WASHINGTON -- After serving the eastern side of D.C. for 158 years, Providence Hospital officially closed Tuesday, April 30.
People living in the surrounding neighborhood say they're worried how far they'll have to go for emergency services now.
When patients call Providence Hospital now, they'll hear the following message: "Thank you for calling Providence Hospital. Providence Hospital is now closed."
That unwelcome message is coupled with the unwelcome sight of the word "Hospital" missing from the building bearing the word "Providence".
Folks like Rickey Evans, who has lived in a house around the corner from the hospital for 20 years counted on Providence for emergencies.
“I get little abscesses you know I’m on back where with my doctor, I had to wait for an appointment day, but I couldn’t wait, so I use them as backup since I’m nearby," said Evans.
A neighbor on a parallel street, Phillip Lee, who has lived in his house for 10 years but in D.C. for his entire life, asks: "Why are they eliminating hospitals in Washington, D.C.?"
Ascension, Providence Hospital's parent company, said the company is working on transforming the center for neighbors and issued the following statement:
Providence Health System, today as planned, will no longer operate its hospital and emergency care center as it transitions from providing hospital services to delivering care that aligns with community needs and improves health outcomes.
Providence is re-investing and redeploying its resources from hospital-based care to primary, and community-based services with a continued commitment to the residents of the District of Columbia, including working cooperatively with DC Health’s State Health Planning and Development Agency (SHPDA) on the Certificate of Need review process for an urgent care center coming soon. Providence is continuing to operate primary care services, skilled nursing care at Carroll Manor, outpatient behavioral health, care coordination for Medicaid beneficiaries through the My Health GPS program, a working retail pharmacy and access to free medications to those who need it most.
The District’s recent Community Health Needs Assessment and the DC Health Systems Plan found that the top health concerns of area residents included: managing chronic disease, caring for an aging population, and increasing access to mental and behavioral health services.
“Providence is excited to build upon our healthy village vision to create a community of healthcare and non-healthcare partners supporting the whole person and every facet of their well-being,” said Tamarah Duperval-Brownlee, MD, MPH, MBA, President and Chief Executive Officer of Providence Health System. “We look forward to continuing to focus on improving the health of the District by providing the holistic resources supporting mind, body and spirit that helps our community live fulfilling, healthy lives.”

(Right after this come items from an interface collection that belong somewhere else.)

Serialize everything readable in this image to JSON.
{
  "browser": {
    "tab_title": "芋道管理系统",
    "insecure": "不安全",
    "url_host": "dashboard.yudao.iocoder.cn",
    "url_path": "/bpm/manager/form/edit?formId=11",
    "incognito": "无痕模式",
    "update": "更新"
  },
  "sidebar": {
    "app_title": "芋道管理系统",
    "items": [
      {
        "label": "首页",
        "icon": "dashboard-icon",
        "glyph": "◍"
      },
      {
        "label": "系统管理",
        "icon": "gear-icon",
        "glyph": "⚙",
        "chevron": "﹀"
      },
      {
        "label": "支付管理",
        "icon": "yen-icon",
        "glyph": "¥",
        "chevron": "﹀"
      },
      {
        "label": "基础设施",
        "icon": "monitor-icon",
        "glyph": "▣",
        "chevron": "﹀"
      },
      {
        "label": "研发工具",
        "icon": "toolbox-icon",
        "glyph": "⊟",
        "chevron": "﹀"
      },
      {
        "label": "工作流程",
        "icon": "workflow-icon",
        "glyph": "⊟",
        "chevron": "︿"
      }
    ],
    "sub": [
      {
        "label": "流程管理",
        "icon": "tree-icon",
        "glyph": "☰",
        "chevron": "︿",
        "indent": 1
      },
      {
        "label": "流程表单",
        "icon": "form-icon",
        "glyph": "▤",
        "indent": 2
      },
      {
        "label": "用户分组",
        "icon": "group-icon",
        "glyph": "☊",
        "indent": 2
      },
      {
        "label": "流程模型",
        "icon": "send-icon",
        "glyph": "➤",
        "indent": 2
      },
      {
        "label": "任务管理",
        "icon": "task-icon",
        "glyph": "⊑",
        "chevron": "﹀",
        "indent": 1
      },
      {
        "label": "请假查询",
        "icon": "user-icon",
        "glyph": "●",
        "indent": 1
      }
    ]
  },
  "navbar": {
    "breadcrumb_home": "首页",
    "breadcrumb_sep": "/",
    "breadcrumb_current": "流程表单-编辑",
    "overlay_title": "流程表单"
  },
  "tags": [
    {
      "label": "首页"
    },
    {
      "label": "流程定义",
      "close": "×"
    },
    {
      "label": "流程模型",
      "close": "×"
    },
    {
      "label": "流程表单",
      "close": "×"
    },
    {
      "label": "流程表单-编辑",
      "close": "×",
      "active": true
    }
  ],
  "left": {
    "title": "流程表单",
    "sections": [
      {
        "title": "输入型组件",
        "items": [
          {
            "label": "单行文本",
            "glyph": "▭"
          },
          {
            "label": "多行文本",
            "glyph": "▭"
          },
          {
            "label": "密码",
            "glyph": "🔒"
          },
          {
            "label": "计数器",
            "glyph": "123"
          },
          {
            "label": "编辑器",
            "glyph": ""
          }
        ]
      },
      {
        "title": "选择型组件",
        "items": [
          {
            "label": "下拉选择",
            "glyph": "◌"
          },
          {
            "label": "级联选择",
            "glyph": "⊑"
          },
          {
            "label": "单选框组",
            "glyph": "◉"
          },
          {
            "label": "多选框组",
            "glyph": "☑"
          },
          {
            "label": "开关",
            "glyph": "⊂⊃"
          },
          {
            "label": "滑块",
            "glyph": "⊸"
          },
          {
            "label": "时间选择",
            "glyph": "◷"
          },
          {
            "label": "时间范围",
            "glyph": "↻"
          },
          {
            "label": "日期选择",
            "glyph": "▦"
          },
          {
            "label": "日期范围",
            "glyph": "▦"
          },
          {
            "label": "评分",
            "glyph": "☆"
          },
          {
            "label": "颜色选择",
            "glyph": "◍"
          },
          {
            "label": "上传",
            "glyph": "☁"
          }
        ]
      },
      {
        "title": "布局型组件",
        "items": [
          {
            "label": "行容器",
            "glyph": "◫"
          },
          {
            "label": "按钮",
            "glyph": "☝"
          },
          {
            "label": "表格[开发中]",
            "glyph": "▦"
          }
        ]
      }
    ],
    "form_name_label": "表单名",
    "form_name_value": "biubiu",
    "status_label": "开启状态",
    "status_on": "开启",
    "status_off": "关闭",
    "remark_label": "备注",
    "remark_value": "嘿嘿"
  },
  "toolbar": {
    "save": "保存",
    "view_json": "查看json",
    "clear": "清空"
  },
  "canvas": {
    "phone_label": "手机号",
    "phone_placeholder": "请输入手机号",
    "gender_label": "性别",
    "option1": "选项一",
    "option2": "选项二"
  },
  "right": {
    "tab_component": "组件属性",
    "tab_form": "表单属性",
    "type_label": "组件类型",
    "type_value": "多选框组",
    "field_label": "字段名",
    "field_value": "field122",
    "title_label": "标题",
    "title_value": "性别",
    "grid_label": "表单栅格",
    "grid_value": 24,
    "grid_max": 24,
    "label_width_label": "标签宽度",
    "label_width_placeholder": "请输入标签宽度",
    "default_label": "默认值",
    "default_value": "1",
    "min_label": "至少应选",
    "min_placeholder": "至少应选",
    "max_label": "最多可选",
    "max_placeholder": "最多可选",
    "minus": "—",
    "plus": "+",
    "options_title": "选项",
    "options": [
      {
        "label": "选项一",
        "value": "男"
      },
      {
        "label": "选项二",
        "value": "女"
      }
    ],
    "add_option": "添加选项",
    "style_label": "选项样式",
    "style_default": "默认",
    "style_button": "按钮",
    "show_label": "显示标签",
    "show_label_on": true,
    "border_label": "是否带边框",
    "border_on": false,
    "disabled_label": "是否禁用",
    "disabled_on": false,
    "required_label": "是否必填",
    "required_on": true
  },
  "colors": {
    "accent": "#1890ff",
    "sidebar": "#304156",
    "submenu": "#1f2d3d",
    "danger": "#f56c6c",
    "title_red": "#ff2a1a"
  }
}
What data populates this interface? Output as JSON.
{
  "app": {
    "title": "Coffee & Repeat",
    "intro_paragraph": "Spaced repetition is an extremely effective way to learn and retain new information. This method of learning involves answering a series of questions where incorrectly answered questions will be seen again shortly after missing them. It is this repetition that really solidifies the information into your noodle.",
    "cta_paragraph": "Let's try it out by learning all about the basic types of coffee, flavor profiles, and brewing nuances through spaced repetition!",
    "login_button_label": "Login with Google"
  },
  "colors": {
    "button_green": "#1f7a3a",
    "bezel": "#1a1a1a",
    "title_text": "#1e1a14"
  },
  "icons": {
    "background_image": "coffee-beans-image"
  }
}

The healthy village’s goal is to help D.C.’s elderly population access the physical and mental health services they need – all in one place – while providing an opportunity for social, emotional and spiritual growth.
Meanwhile, neighbors like the elderly woman who approached Phillip Lee Wednesday afternoon as he was working in his yard, have to go elsewhere.
“She just walked up the street. She said, I’m not feeling good," said Lee. "I live in the neighborhood. I used to go over to the hospital, to the emergency. She can’t do that, so now she’s over to Washington Hospital Center, and that’s where she went. And I’m saying, that’s ridiculous.”
The nearest hospitals are Washington Hospital Center, which is about a 12 minute drive away, or Howard University Hospital, which is about a 20 minute drive.
Neighbors say that can be a challenging commute for the elderly or people without cars.
"I think it will put a lot of people in jeopardy who you know don’t have standard healthcare," said Evans.
“You’re hurting people. You’re really hurting people. You’re messing with people’s lives, and you can’t do that. You really can’t do that," said Lee.
WUSA 9 reached out to Washington Hospital Center to see if they're anticipating or already feeling an impact of the closure -- and are waiting to hear back.